Rod, who runs the excellent The Chopping List, has asked me:
I was talking to a friend who has also adopted a censorship watchdog role about VHS running times for movies. To get a duration for a film on tape in minutes and seconds, I zero the tape counter when the film ‘starts’, then note down what the counter says when it finishes. My friend, on the other hand, uses a stop watch. Consequently, we have recorded different times for the same title (video format and release), which creates confusion and doubt when trying to make determinations about how much footage has been deleted or restored. Our discrepancies are in the order of tens of seconds.
Having a display that has picture-in-picture, I have seen my Panasonic VCR play a PAL tape (in good condition) and DVD in perfect synchronisation, down to the frame. I have taken this to be a reasonable test of the tape drive’s accuracy. But are there other considerations we should be thinking of? From what I can guess, the tape counter will show how many frames have passed, given say 25 fps for PAL content. A stop watch may not take into account tape stretch or drive inaccuracies, even though it is obviously a better device for recording ‘real time’.
For Rod’s purposes, his technique is the right one. Here’s why.
Video systems work on a master/slave basis. If the source and display devices ran their own independent clocks, even extremely accurate ones, there would inevitably be drift — and every so often there would be a hiccough of some kind. So any video source sends not only the picture, but also timing information. The timing info is actually extremely basic: it’s simply the regularly repeated ‘retrace’ signals. The main one happens every 50th of a second (60th for NTSC) at the end of each full screen scan to display a field and is called the ‘Vertical Blanking Pulse’. The subsidiary one happens every 64 microseconds at the end of each scan line, and is called the ‘Horizontal Blanking Pulse’.

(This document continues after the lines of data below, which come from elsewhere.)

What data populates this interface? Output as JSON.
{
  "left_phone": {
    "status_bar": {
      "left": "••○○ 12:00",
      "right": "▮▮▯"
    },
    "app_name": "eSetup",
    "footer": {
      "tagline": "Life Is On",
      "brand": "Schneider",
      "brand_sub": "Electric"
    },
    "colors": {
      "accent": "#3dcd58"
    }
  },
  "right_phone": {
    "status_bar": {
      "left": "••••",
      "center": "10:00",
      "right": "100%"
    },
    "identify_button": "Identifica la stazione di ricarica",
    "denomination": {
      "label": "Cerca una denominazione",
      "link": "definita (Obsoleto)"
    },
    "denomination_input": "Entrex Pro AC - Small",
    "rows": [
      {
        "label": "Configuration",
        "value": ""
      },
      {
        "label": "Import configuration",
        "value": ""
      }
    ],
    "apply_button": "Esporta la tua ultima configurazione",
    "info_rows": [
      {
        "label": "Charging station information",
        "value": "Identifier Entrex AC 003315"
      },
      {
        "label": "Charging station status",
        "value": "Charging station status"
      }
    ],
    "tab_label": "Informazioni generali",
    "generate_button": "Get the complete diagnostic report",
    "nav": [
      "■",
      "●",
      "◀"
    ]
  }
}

So, if your video player is running a bit fast or a bit slow, so long as it’s not so far off to cause everything to collapse in a heap, it will drive the display just fine.
Now the time display on your VCR doesn’t show elapsed real-time. As Rod suggests, it shows a time made up from counting those vertical blanking pulses. You can confirm this yourself. Take a brand new blank tape, put it into your VCR. Record something for a couple of minutes (broadcast TV will do). Stop the recording. Fast forward for a few seconds from the point at which you stopped. Record something for a couple of minutes. Stop again.
Now, rewind the tape to the beginning and play it back. Watch the tape time display. It will increment in the usual way through the recording. But when it gets to the blank bit (that you fast forwarded over) it will stop incrementing. Then, when it gets to the next recording it will resume incrementing. There are no frames in the blank bit for it to count, which is why it stops.
The long and short of it is that the tape time display will show you the length of the movie based on its actual number of frames. But if you play back that movie in two different VCRs and time the results, they may be quite different to each other.
A ten second discrepancy isn’t that much really. Consider, 10 seconds out in a 90 minute movie is a time drift of less than 0.2%. Not bad for an inexpensive mass-produced consumer device.
(The two pictures show photos of a Cathode Ray Oscilliscope trace of the vertical and horizontal blanking pulses which I just took from a DVD player’s composite video output.)